The accord between the Philippine government and the rebel Moro Islamic Liberation Front (MILF) would expand an existing autonomous region in the southern Philippines to add 712 more villages, provided residents approve the move in a vote.

American and Philippine officials hope a final peace accord can transform the resource-rich southern Philippines into a bustling economic hub instead of a breeding ground for "terrorists".

But the preliminary agreement has sparked protests from some Christian politicians and residents.

Some Catholic politicians say an enlarged Muslim region would lead to renewed sectarian violence and have vowed to obstruct the government's plan to conclude the peace accord.

Hermogenes Esperon, the presidential peace process adviser and former military chief, denied the government was giving away territory to Muslim rebels.

"No sovereignty is given here.

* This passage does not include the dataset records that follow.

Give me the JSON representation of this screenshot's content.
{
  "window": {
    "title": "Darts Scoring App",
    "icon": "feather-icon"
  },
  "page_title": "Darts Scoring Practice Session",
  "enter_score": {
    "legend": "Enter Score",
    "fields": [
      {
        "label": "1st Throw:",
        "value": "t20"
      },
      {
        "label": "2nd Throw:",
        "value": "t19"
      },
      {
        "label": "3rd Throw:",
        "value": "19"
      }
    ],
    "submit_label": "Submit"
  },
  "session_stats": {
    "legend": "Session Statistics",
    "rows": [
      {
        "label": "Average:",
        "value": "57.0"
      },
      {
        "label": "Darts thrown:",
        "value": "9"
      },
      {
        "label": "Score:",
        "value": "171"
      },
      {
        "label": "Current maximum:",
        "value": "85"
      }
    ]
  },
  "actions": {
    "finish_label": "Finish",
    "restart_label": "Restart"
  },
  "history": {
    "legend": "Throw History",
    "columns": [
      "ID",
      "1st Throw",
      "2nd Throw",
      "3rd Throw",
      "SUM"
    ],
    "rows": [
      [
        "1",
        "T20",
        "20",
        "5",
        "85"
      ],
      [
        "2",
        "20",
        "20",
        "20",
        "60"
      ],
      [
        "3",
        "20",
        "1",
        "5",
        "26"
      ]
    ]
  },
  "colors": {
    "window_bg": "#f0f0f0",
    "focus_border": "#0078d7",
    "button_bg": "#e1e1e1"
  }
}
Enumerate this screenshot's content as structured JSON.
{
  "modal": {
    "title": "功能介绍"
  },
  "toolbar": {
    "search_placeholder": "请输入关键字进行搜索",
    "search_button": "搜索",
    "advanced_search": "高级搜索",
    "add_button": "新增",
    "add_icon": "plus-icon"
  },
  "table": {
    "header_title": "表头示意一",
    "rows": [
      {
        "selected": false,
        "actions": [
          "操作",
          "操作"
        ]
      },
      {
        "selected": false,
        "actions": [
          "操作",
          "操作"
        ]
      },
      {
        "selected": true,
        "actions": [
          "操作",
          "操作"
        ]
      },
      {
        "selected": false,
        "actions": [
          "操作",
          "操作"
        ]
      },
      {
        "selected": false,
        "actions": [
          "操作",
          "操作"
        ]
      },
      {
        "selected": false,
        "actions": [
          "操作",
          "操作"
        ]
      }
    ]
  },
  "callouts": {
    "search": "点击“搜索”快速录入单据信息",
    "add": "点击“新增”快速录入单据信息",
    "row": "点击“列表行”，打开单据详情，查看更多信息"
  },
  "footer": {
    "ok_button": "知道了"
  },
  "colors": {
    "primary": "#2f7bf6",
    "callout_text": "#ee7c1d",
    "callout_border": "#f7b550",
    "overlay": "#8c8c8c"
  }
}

This is for the benefit of Mindanao and the country," he said, adding it was "better to talk than fight".

The Supreme Court ordered the provincial politicians and the central government on Monday to explain their arguments on August 15, while the attorney-general was told to submit a copy of the accord by Friday.

'Temporary delay'

Romulo stressed it would only be a "temporary delay", saying the court delayed the signing because of "procedural issues" that have no impact on the merits and legality of the pact.

"I have full faith and trust in [the court] and they will find a way to decide in the shortest possible time," he said.

Many non-Muslims oppose the deal saying their land could be included in the settlement aimed at ending the 30-year-old insurgency that has claimed more than 120,000 lives.

The rebels - with an estimated 11,000 armed fighters - have been battling for self-rule in the predominantly Roman Catholic Philippines' volatile south for four decades, with thousands dying in the conflict.

The rebels said on Tuesday that the delay in the signing was embarrassing for the government.

Mohagher Iqbal, the chief rebel peace negotiator, said "the pact is a done deal" because both sides had already initialled the text of the agreement.

Rais Yatim, the Malaysian foreign minister whose country has brokered peace talks between Manila and the rebels, voiced hopes that the delay will not hurt a 2003 ceasefire that has eased clashes on the Philippines' southern Mindanao island.

"There ought not to be violence in any instance or in any area," Rais said, adding that Malaysia will remain part of a contingent of truce monitors in the southern Philippines that includes personnel from Brunei, Libya and Japan.

But violence already escalated on Monday, just hours after the court ruling, as fighters traded mortar fire with troops.

The military said an unknown number of MILF rebels fired mortar rounds at soldiers stationed near Midsayap town late on Monday.

It added that the rebels had taken positions in the town's outskirts, displacing more than 300 families, in violation of the 2003 ceasefire
accord.

"The MILF fired about a dozen mortars toward army positions," said Lieutenant-Colonel Julieto Ando, a regional army spokesman.

"We returned mortar fire, but there were no reports of casualties."

Ando said the rebels who attacked apparently ignored commands from the MILF leadership to leave the area as both sides negotiated a deal on territory.